- **WHAT IS NEEDED**:
For the word "this", work out how many lines in the records below contain it and state that count alone.

- **SUPPLIED ENTRIES**:
━━━━━━

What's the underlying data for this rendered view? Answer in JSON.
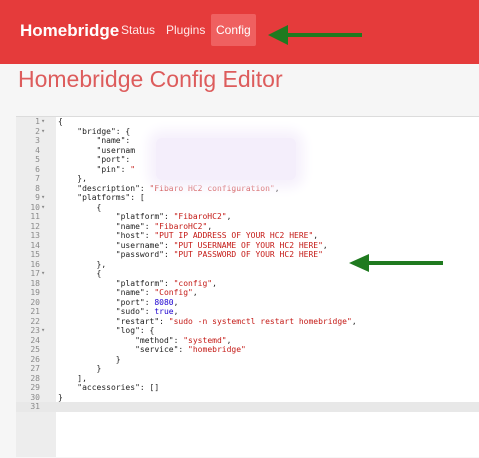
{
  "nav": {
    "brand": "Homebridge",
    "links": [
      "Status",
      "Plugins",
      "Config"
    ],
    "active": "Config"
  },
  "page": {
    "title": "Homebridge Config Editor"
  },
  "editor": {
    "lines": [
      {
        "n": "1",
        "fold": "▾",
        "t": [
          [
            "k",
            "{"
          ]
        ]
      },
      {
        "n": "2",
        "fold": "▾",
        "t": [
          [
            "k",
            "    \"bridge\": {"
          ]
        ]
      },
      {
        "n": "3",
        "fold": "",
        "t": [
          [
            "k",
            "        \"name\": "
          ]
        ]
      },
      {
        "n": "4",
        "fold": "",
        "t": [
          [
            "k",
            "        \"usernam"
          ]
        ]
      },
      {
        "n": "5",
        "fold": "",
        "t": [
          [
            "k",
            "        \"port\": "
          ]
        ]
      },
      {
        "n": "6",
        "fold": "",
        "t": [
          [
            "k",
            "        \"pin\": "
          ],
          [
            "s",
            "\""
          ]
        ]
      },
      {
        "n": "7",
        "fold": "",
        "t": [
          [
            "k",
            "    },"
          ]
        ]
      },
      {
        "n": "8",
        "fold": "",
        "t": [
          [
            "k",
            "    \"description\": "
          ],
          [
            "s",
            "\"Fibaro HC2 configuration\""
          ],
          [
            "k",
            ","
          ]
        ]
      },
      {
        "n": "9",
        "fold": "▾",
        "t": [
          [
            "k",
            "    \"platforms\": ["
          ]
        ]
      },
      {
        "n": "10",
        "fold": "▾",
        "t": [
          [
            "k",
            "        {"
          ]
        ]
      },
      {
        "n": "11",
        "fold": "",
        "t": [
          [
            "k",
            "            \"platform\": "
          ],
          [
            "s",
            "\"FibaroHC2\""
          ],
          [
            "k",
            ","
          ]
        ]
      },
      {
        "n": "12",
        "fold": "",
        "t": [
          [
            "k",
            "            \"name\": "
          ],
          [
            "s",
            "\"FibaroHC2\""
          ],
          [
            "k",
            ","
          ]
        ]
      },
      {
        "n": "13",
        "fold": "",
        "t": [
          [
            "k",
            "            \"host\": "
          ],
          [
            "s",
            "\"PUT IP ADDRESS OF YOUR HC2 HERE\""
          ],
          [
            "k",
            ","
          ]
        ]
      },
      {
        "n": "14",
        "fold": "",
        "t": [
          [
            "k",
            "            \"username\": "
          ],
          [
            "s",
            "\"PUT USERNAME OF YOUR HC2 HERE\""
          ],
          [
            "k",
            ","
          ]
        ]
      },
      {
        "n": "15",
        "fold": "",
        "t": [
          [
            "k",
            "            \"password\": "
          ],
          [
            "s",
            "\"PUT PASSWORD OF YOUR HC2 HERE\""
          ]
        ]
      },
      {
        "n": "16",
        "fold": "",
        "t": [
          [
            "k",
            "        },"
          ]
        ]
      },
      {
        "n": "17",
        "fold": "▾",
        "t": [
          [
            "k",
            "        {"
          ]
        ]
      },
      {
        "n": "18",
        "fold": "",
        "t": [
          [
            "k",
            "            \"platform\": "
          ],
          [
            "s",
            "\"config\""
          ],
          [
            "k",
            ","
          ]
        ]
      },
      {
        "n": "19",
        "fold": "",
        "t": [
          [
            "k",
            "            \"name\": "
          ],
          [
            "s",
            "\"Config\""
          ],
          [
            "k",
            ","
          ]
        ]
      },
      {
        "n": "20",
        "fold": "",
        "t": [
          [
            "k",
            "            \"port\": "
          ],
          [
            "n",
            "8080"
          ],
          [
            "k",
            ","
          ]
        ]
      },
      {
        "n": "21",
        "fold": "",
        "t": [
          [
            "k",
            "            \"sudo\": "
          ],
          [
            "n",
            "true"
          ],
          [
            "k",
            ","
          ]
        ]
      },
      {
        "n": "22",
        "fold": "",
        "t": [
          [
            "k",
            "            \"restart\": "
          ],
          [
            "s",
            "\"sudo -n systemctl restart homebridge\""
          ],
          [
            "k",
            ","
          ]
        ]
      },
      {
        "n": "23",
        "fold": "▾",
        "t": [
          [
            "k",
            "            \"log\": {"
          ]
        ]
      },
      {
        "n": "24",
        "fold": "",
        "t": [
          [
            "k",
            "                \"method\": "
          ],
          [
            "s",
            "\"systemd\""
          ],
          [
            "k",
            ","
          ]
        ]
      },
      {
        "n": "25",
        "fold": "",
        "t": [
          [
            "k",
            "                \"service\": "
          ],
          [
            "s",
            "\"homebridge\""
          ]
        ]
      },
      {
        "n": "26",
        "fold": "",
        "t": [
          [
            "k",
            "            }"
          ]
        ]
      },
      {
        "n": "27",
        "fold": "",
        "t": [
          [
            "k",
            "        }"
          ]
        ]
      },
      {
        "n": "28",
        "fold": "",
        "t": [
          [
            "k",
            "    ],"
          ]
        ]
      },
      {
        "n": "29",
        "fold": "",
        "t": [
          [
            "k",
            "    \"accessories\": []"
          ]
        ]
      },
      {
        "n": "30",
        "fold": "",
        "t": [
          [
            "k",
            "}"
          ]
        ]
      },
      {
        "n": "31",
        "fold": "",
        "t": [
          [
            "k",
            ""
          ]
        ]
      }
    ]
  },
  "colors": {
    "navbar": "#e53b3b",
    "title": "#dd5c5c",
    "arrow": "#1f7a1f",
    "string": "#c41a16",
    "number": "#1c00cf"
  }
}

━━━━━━

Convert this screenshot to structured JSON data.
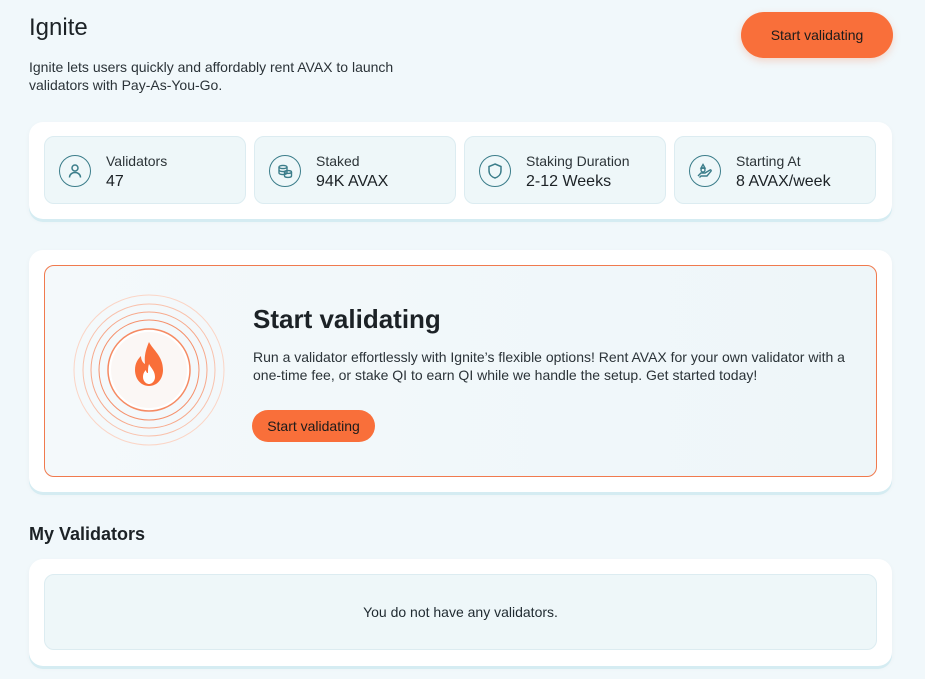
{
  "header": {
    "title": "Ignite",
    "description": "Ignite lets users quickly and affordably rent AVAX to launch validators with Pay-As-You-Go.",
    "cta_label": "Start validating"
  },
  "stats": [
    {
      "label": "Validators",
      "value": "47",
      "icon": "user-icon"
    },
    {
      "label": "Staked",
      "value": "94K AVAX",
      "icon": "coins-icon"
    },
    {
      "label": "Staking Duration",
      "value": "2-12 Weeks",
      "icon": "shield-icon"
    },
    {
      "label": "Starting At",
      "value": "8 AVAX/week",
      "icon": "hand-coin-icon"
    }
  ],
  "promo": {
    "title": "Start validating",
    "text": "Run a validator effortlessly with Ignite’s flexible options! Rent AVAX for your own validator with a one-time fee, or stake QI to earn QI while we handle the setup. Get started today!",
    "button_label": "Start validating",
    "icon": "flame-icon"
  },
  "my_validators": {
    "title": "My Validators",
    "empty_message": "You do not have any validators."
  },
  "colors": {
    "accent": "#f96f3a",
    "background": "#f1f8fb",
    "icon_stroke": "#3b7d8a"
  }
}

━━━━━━

- **SOLVED EXERCISE**:
2